Dataset items
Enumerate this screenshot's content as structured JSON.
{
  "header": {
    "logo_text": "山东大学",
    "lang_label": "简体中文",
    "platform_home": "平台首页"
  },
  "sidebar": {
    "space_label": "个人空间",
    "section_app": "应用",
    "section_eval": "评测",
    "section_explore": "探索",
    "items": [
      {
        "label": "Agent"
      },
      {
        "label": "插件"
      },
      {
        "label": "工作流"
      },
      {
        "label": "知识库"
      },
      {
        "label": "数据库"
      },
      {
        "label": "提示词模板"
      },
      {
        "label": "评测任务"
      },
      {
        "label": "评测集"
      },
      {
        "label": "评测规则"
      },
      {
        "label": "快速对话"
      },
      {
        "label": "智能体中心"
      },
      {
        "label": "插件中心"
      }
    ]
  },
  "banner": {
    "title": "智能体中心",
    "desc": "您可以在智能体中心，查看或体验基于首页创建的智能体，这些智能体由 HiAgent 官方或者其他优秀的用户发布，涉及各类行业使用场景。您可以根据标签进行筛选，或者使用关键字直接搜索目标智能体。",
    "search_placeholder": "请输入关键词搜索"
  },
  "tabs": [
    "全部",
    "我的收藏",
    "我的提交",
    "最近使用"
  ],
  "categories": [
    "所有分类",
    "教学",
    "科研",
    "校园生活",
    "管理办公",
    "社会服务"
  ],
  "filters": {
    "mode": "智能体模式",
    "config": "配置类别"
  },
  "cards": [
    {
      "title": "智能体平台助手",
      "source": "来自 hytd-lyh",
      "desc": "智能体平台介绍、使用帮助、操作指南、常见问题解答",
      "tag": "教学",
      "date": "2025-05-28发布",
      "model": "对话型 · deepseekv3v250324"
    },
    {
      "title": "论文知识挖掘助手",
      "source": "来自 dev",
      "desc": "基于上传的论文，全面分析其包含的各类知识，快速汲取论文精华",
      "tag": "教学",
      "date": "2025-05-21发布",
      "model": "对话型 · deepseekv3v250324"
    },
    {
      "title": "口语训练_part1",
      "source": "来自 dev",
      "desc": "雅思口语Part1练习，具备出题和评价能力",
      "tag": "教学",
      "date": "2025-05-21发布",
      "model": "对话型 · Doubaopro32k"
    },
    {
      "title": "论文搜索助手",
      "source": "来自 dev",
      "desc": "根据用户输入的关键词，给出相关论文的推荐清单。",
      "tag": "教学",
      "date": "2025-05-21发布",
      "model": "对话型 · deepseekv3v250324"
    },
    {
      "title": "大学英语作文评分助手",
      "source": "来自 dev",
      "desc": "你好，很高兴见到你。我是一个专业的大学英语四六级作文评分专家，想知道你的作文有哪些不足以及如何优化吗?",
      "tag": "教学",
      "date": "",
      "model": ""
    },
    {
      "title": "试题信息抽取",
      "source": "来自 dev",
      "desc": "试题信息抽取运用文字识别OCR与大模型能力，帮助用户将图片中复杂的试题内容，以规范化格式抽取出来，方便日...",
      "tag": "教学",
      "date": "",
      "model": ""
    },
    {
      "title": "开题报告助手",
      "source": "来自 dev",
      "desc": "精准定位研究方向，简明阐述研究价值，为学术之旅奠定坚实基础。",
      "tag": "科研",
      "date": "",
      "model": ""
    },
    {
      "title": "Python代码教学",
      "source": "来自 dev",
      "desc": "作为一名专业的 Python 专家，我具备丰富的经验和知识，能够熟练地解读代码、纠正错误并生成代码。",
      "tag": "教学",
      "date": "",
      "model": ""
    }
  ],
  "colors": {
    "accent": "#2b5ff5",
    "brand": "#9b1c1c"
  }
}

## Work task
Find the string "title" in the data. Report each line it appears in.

## Problem solution
    "title": "智能体中心",
      "title": "智能体平台助手",
      "title": "论文知识挖掘助手",
      "title": "口语训练_part1",
      "title": "论文搜索助手",
      "title": "大学英语作文评分助手",
      "title": "试题信息抽取",
      "title": "开题报告助手",
      "title": "Python代码教学",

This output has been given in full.